CAMP COUNTDOWN: POWER FORWARD
Injury Could Prove Blessing
in Disguise for O'Neal, Pacers
By Conrad Brunner | Sept. 30, 2004
The U.S. Olympic team's loss could be the Pacers' gain.
The hyperextended knee that Jermaine O'Neal suffered during the Eastern Conference Finals kept him from completing his tour of duty with USA Basketball. But after three consecutive summers competing in international events (the 2001 Goodwill Games, the 2002 World Basketball Championship and the 2003 Tournament of the Americas), O'Neal frankly needed the break.
Not only has the time off given him the ability to fully recuperate, it should mean he'll bring fresh legs to camp for the first time since 2000.
"On the one hand, we were all disappointed for the U.S. team that Jermaine was unable to play because of injury," said Coach Rick Carlisle. "Yet, on the other hand, all of us with the Pacers franchise knew that Jermaine needed a summer where he could allow his body to recover from really what has been three straight grinding years of international play.
"Weíre all, in a way, thankful he was able to do that this summer. And we felt it was essential, in order for him to be able to perform at his highest level.

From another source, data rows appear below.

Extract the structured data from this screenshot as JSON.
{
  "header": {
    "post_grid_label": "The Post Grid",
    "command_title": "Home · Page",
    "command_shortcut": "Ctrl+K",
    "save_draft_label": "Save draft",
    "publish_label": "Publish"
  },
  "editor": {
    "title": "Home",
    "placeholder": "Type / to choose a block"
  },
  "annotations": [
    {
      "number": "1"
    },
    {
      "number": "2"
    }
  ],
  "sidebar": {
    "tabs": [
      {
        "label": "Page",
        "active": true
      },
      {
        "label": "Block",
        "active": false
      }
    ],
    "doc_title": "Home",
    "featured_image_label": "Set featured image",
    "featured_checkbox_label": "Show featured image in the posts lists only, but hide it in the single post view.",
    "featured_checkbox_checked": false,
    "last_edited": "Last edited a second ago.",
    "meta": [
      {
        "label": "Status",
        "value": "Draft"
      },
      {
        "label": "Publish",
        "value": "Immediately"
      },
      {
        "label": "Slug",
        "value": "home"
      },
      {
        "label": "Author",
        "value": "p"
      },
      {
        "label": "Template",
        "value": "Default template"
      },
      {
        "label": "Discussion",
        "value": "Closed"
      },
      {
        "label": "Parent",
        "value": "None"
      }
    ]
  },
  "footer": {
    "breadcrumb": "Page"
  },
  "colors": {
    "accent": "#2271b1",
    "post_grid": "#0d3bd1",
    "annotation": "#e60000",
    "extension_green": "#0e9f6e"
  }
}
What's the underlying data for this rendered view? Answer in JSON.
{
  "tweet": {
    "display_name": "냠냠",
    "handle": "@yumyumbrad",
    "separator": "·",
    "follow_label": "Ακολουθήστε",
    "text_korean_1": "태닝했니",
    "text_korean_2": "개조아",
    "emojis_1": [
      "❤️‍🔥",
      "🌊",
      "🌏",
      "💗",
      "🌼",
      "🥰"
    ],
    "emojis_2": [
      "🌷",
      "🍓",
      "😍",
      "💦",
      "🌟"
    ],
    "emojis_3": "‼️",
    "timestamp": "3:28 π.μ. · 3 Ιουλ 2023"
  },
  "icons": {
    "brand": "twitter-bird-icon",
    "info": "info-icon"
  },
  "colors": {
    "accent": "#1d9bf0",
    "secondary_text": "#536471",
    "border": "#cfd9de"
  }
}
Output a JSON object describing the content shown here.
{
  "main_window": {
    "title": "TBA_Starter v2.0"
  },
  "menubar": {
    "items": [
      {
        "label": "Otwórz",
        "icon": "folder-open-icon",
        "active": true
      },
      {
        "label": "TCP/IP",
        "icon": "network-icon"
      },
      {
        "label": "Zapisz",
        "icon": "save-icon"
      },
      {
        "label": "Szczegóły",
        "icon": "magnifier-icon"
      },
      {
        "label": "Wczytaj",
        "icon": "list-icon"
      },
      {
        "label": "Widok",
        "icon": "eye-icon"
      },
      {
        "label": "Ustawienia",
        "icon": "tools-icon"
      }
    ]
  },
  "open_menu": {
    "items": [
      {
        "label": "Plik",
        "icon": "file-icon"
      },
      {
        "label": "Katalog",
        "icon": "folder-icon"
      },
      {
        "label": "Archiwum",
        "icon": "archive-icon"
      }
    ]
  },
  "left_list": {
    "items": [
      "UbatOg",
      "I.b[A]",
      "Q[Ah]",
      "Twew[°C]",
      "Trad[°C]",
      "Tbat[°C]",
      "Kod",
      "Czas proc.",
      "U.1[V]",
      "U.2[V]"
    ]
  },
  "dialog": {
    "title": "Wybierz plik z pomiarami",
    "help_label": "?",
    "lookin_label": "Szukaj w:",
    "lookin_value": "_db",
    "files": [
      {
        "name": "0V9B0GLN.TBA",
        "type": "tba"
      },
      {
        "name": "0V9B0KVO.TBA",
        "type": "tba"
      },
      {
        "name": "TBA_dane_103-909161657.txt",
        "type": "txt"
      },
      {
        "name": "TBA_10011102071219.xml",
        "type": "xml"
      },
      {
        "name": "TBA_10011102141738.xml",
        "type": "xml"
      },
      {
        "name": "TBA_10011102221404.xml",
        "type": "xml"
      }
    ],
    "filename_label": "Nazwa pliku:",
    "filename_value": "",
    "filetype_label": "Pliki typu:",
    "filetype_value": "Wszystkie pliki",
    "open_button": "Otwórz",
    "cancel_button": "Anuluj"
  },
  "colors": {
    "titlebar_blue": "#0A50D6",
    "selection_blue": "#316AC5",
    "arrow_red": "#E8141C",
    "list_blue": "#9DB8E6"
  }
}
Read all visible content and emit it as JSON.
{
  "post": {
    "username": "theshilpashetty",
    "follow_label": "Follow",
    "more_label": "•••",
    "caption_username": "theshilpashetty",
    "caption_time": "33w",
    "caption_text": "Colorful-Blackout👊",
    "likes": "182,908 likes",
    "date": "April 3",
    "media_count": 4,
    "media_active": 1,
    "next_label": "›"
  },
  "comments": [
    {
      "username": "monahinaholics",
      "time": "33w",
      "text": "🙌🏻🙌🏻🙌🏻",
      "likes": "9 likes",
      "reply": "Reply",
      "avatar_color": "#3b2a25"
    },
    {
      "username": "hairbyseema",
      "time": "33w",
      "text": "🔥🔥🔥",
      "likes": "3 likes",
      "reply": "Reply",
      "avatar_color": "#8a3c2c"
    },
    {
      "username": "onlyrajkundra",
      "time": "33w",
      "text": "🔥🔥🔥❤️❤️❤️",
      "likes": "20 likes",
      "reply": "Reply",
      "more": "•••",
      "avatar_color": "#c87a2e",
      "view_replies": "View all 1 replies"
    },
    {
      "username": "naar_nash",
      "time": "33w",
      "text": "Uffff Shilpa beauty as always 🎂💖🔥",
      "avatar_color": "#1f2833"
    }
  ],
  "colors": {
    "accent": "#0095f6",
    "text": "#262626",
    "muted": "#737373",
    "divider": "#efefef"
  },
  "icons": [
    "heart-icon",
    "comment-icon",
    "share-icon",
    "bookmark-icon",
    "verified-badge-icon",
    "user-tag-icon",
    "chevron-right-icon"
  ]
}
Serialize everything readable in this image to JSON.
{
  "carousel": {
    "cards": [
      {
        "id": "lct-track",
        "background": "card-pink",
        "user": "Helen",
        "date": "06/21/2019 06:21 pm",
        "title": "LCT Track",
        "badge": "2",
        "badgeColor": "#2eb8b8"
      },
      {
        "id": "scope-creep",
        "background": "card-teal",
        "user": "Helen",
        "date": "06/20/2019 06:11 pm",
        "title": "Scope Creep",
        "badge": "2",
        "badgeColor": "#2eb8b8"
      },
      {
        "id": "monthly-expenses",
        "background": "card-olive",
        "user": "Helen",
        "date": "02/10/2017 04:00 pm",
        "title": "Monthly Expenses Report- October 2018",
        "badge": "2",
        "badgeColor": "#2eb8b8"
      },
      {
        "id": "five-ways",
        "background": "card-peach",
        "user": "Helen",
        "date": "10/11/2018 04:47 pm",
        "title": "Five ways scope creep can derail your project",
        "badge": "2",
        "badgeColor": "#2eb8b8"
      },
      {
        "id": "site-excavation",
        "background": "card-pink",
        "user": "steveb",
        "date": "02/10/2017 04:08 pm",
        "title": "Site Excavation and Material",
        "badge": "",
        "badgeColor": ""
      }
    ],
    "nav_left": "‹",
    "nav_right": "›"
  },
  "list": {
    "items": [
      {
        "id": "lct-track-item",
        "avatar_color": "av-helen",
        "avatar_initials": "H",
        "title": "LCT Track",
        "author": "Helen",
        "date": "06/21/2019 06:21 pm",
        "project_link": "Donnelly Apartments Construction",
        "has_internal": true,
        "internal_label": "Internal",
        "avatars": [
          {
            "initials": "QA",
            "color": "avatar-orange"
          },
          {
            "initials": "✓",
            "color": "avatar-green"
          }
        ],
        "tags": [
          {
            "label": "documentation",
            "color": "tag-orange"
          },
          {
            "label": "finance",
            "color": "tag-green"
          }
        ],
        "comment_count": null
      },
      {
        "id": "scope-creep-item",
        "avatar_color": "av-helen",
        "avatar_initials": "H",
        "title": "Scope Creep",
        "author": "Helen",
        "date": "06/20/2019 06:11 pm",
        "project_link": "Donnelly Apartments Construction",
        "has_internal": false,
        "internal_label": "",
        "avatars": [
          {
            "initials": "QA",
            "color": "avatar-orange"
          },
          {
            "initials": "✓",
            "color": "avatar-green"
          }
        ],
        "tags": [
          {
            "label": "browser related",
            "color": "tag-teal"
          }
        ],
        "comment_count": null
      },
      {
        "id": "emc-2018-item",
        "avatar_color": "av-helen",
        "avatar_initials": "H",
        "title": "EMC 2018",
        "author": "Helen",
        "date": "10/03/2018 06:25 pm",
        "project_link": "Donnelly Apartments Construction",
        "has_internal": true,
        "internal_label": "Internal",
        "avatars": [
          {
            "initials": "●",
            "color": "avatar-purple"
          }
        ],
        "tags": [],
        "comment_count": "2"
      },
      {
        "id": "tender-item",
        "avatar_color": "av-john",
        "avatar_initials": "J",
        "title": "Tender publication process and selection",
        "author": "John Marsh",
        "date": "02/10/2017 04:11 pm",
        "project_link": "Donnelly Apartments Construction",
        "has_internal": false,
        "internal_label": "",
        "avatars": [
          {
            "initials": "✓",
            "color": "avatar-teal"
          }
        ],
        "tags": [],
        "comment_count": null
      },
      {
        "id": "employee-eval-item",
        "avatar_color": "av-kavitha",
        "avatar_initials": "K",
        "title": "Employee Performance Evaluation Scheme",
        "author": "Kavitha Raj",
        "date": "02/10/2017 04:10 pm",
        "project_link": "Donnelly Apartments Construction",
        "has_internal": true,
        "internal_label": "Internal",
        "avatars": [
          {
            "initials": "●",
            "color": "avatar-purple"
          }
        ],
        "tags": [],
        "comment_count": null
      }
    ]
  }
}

You canít do what heís done over the last three years and expect to bring the same kind of energy on the first of November every year and play at the level heís grown accustomed to playing at. Itís just very, very difficult. "
As consistently productive as he has become -- O'Neal has averaged 20.0 points, 10.3 rebounds and 2.39 blocked shots in the past three seasons combined -- it is intriguing to consider the possibility that his game could climb to an even higher level. Fresher legs and improved depth at center could prove the catalysts.
The primary issue at the position entering camp is the backup rotation. Jonathan Bender, now 7-1 and 240 pounds, appears physically capable of spending some time in the post. Austin Croshere, 6-10 and 242 pounds, is a veteran who has proven an effective scorer at the four, although he struggles, defensively, against power players.
"Thatís why you have training camp, so the players can decide those things," Carlisle said. "Iím really even more steadfast in the belief that the coach doesnít determine the minutes, the players do. Iím eager to let those guys fight it out and see whoís the best and who deserves it.
"Weíve got some guys that are proven players. Croshere is a guy that has been very consistent over the years playing the backup four, going back to the 2000 NBA Finals. I know Bender is going to be effective. And when we find out how David Harrison can play at center, thereís the possibility we could play very big and keep Jermaine at the four spot."
Harrison, a 7-foot, 280-pound first-round pick, could strengthen the entire front-line rotation if he proves capable of contributing at center.